When the credits rolled at the end of the season four “Game of Thrones” finale, many devoted fans of “A Song of Ice and Fire,” the book series that serves as the show’s source material, probably found themselves furiously hitting that replay button. Was it something we missed?
No, no it was not. The producers very intentionally left out the Lady Stoneheart — also known as the vengeful, zombie-fied, Frey and Lannister-slaughtering resurrected corpse of Catelyn Stark — reveal that shocked ASoIaF fans to their core back when “A Storm of Swords” came out 14 years ago, and it looks like the decision to cut this game-changing character is one they’re going to stick with.
“Yeah, the character’s dead. She’s dead,” actress Michelle Fairley told Entertainment Weekly. “You respect the writers’ decision. I knew the arc, and that was it. They can’t stick to the books 100 percent. It’s impossible — they only have 10 hours per season. They have got to keep it dramatic and exciting, and extraneous stuff along the way gets lost in order to maintain the quality of a brilliant show.”
Fairley has a very solid point — the show has already benefited from cutting some extraneous plot lines and sprucing up others — but the Stoneheart character was such a big deal for the books that it’s impossible to deny that her (terrifying) presence will be missed. Also, leaving out Stoneheart, who was revived by Ser Beric Dondarrion and his Brotherhood Without Banners days after the Red Wedding, could have major implications for other characters’ story lines — and they’re good story lines, this time around.
In “A Feast For Crows,” the book that will mostly serve as the source material for “Game of Thrones’ ” fifth season, Brienne of Tarth’s (Gwendoline Christie) fate once again becomes entwined with Catelyn’s (or at least a version of Catelyn) when she meets Stoneheart in the Riverlands, which is where most of the Lannister and Frey slaughtering had been taking place.
Stoneheart offers to let Brienne go if she agrees to kill Jaime Lannister, but she refuses — and while book four ends with Brienne’s fate hanging in the balance, book five, “A Dance With Dragons,” very heavily suggests that Brienne took Stoneheart’s deal and decided to go after Jaime. (She tells Jaime that she found Sansa Stark, but her story lacks credibility since she also claims that Sansa is in danger from The Hound. Who is dead.)
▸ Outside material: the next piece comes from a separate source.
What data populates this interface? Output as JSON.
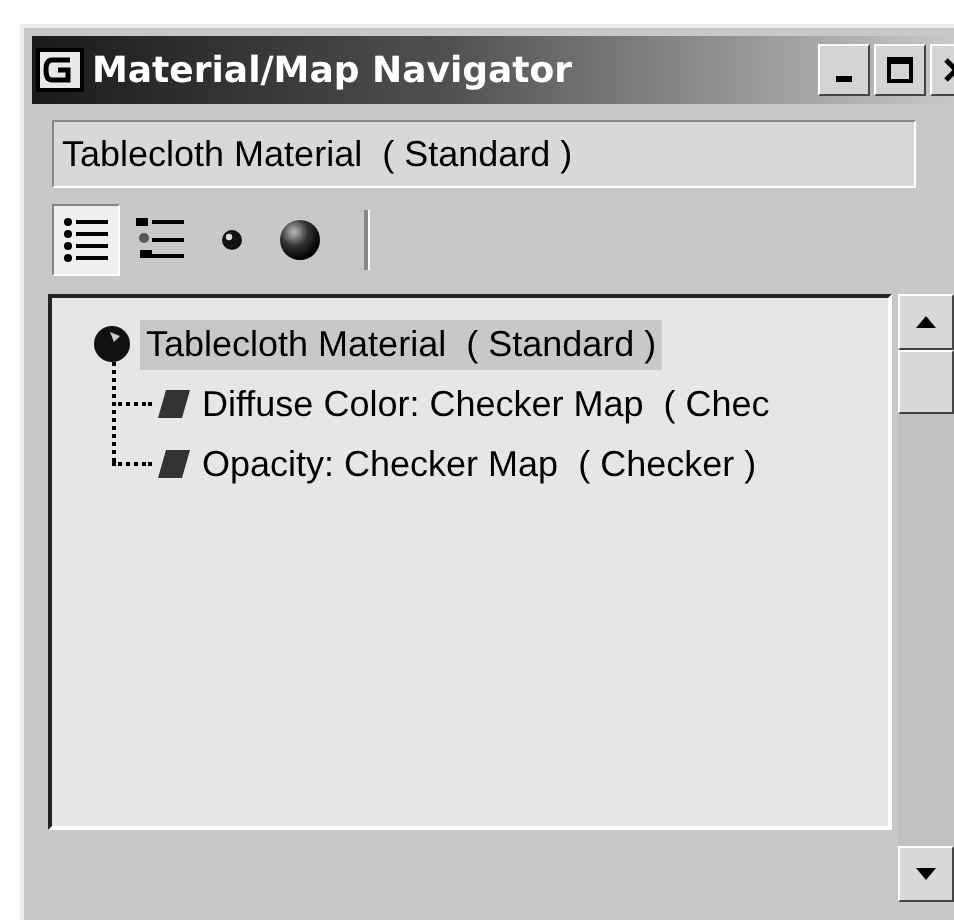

Basically, cutting Stoneheart out of this equation opens up a whole new world of possibilities. The show already drastically changed Brienne’s path by having her give up on the search for Sansa and instead focus on Arya, and this latest development leaves Brienne’s future development even more uncertain than it was before.
Of course she could still intersect with the Brotherhood Without Banners, who have already appeared on the show, but the whole Jaime death deal makes about zero sense with Dondarrion at the helm. The Lightning Lord isn’t a huge fan of the lion clan for sure, but the unquenchable thirst for Lannister blood makes a lot more sense when it’s coming from Catelyn.
Also, why would Brienne ever make a deal (if that is, indeed, what she did) like that with Dondarrion? She has no allegiance to that man, but she did swear fealty to Catelyn Stark when the woman was still alive.
So, yeah, we have absolutely no idea what they’re going to do with Brienne, Podrick, and Jaime now, though we’re sure they’ll meet up again eventually. And hey, the changes to these characters’ stories could be for the better (the decision to have Brienne interact with The Hound and Arya certainly was), so you really never know.
But Stoneheart also added a level of merciless justice to the books that seemed completely appropriate and thematically necessary for the time. The peaceful age ruled by honor-obsessed families like the Starks was long gone, and the recent death of Tywin Lannister signaled the end of a Westeros ruled by ruthless pragmatism, which at least made some sort of sense.
The newfound importance of characters like Ramsay Snow, Cersei 2.0, and Littlefinger rang in the age of pure and utter chaos in the Seven Kingdoms, but the decaying ghost of Lady Stark returning to enact her brutal revenge at least made it seem like the scales were occasionally being tipped in the right direction.
Is she absolutely horrible? Sure, but at least she was the Dexter Morgan of Westeros in that she only went after those who (she thought) were the actual bad guys, and her many murders made it seem like proper comeuppance was an actual possibility in the bleak world of “Game of Thrones.” It’s still likely that they’ll have a character like Dondarrion take on the Stoneheart tasks instead, but it’s a whole lot more powerful when the hate is spewing from the corpse of one of the most just, loving, and honorable ghosts of Westeros’ past.
Lady Stoneheart, we are sad to see you go.